We had a similar complaint last summer, about a young woman being photographed nude on the lanai of a house along the beach near Haleiwa. The word from the Honolulu Police Department was to call 911 for an officer to "assess the situation."

Because the woman in that case could be seen by the public, there possibly could have been a charge of indecent exposure, an HPD spokeswoman said.

Chapter 707-734 of the Hawaii Penal Code defines indecent exposure this way: "A person commits the offense of indecent exposure if the person intentionally exposes the person's genitals to a person to whom the person is not married under circumstances in which the actor's conduct is likely to cause affront."
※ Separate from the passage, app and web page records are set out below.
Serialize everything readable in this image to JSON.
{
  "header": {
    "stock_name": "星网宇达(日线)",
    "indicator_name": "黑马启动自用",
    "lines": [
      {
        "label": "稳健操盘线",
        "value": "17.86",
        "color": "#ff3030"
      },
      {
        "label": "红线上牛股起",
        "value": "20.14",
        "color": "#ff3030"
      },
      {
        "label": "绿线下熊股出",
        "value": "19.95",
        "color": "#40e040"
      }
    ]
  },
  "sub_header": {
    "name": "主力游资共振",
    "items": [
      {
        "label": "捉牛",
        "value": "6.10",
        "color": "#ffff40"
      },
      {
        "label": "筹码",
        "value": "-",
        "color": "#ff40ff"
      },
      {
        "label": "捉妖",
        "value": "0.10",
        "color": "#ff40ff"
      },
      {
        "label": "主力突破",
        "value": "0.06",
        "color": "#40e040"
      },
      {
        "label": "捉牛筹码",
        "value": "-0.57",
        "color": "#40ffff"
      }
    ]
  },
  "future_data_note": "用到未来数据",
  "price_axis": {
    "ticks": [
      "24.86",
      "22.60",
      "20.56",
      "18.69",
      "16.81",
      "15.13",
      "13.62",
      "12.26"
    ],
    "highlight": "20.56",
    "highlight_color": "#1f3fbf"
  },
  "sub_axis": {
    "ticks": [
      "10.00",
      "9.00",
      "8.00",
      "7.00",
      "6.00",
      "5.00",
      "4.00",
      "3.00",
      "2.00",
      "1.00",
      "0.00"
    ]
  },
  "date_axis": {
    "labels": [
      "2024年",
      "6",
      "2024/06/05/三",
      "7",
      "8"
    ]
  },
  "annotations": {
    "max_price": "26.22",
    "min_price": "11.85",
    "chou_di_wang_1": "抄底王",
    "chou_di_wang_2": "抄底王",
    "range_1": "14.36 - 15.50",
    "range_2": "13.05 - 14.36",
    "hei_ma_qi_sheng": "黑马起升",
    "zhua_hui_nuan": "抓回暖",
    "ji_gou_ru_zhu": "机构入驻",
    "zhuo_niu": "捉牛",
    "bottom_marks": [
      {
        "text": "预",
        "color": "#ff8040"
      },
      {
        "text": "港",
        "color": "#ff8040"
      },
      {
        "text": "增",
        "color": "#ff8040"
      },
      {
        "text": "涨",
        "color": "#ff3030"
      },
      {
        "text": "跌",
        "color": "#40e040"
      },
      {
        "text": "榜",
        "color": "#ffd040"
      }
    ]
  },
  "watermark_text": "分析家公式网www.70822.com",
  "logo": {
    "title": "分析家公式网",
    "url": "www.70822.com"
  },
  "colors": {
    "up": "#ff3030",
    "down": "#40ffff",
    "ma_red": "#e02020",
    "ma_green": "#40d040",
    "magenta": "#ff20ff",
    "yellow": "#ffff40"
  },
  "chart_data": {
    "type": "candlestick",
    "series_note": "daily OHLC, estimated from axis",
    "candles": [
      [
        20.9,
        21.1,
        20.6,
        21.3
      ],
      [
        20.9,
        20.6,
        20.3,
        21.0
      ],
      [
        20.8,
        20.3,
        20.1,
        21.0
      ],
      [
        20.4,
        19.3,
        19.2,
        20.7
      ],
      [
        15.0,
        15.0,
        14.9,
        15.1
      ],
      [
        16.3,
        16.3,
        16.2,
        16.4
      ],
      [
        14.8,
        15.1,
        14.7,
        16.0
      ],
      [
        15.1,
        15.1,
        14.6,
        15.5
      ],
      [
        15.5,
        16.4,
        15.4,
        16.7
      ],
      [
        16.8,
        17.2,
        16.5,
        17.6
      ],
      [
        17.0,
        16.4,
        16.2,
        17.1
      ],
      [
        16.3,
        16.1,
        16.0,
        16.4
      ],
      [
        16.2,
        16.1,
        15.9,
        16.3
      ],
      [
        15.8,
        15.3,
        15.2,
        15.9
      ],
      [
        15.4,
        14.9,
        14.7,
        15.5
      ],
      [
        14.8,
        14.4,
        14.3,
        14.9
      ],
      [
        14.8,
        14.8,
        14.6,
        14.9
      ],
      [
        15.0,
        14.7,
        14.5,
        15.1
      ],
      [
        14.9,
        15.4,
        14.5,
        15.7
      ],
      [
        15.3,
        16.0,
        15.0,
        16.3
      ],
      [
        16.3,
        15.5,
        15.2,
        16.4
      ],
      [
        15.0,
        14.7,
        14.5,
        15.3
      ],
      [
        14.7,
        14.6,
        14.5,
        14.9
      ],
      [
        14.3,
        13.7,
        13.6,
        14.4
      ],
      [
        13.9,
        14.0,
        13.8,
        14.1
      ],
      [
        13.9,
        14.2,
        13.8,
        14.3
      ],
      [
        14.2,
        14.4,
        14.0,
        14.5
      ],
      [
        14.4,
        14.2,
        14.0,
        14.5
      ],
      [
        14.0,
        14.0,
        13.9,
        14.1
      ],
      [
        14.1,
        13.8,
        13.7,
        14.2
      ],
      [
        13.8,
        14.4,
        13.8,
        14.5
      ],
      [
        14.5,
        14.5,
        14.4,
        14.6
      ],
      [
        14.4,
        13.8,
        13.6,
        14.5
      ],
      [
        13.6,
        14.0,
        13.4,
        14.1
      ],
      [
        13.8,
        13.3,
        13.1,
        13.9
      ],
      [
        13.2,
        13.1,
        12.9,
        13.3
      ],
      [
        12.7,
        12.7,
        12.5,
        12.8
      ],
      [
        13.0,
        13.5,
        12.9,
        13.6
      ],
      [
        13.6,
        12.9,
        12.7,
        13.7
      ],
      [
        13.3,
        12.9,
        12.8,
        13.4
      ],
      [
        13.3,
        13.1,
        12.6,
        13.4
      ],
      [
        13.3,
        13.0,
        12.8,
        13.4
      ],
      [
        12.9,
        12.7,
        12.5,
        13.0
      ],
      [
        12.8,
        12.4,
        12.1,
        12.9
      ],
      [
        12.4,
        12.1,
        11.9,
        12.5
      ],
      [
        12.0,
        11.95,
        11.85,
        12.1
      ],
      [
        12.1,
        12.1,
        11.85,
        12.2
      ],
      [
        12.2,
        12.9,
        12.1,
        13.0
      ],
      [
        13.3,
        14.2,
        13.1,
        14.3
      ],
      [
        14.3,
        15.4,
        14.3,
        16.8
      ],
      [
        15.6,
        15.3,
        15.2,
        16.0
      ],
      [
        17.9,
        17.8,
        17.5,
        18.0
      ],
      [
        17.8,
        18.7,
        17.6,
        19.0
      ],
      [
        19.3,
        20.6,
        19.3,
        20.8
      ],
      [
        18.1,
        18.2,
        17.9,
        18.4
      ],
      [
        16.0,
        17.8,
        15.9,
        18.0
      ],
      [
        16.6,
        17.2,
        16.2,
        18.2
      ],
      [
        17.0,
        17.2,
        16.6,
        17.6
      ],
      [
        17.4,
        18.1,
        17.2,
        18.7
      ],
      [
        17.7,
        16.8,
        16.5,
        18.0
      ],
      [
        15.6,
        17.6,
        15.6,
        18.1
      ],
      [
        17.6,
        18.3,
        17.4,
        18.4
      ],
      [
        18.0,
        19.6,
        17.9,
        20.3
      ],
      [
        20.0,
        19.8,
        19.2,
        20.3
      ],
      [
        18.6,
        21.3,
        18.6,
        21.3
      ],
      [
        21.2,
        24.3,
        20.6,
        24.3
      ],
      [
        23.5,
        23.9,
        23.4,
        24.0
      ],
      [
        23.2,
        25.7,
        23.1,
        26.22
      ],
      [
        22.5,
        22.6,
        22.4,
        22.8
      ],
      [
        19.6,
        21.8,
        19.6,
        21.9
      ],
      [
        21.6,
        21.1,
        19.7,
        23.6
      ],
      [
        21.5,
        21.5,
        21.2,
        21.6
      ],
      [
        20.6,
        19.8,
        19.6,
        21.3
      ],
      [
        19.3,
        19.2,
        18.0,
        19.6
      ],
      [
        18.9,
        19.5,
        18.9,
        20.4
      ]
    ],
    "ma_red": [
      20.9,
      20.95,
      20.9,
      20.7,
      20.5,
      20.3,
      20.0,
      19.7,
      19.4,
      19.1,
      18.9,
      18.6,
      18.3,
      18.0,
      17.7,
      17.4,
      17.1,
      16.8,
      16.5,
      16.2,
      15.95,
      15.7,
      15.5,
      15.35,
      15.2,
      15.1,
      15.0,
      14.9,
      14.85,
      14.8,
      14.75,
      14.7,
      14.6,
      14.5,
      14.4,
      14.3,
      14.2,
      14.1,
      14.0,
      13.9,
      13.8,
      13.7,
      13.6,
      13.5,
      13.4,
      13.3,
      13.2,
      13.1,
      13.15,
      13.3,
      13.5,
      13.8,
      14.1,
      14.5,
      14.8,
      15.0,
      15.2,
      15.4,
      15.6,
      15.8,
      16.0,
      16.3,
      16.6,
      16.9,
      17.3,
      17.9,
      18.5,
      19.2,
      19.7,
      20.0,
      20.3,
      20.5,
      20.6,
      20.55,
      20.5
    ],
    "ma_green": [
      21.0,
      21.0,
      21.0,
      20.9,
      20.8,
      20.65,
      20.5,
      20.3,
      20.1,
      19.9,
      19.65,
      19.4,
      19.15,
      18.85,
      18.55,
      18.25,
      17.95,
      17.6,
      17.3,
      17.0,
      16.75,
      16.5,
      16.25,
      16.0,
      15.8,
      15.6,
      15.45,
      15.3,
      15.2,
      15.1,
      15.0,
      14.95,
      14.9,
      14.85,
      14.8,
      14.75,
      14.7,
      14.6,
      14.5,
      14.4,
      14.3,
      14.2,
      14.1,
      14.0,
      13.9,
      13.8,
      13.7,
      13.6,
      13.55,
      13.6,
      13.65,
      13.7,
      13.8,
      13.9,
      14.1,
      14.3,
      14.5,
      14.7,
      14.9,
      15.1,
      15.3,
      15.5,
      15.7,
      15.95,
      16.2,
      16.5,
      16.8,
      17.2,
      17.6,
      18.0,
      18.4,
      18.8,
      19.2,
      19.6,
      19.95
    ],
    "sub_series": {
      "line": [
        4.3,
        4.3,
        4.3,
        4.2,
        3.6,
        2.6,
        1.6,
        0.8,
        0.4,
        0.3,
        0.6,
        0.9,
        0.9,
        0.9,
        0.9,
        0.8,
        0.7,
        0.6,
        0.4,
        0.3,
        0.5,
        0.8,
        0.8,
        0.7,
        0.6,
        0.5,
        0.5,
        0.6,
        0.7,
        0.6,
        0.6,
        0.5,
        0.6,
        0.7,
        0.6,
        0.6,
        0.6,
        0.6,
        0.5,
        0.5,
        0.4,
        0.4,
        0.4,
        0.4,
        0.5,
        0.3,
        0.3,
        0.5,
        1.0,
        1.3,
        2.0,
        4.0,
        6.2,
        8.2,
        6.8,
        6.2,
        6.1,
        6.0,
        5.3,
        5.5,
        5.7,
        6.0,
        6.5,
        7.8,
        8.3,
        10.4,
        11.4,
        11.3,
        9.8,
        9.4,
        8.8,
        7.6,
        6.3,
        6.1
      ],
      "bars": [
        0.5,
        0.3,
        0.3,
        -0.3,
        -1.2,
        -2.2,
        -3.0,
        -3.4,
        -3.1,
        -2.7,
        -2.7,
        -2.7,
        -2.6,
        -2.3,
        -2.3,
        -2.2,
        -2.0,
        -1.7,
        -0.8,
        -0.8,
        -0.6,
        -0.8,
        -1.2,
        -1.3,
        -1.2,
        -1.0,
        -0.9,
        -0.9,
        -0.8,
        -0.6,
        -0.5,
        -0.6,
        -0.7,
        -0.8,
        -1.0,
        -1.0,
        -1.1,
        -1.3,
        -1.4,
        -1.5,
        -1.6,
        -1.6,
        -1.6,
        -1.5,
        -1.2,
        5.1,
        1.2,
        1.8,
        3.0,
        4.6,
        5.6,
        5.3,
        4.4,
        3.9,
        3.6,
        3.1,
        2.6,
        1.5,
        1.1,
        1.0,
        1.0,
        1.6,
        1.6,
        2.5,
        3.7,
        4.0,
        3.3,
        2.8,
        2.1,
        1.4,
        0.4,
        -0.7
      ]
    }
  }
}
In 1991, the state Legislature changed Chapter 707-734 from being "sexual assault in the fifth degree" to indecent exposure "to deal with behavior such as nude sunbathing or streaking, which is likely to be an affront to a substantial part of the community."

Indecent exposure is a petty misdemeanor.



To Boy Scout Troop 488 for recently cleaning Kilinoe Street in Newtown for about the fifth time. They got rubbish out of the gully and off the street and piled it up to be carried away. They really made my neighborhood enjoyable and comfortable and most of the boys don't even live on street. -- Mary A.



To Dennis; a lady from the Chevron Station; the security guard; and all the other people who came to my aid when I was in a motorcycle accident on North King Street at Richard Lane the night of Jan. 7. Thank you and God bless you all. -- Ken

Need help with problems? Call Kokua Line at 525-8686,
fax 525-6711, or write to P.O. Box 3080, Honolulu 96802.
Email to kokualine@starbulletin.com

E-mail to City Desk

Text Site Directory:
[News] [Business] [Features] [Sports] [Editorial] [Do It Electric!]
[Classified Ads] [Search] [Subscribe] [Info] [Letter to Editor]
[Stylebook] [Feedback]

© 1999 Honolulu Star-Bulletin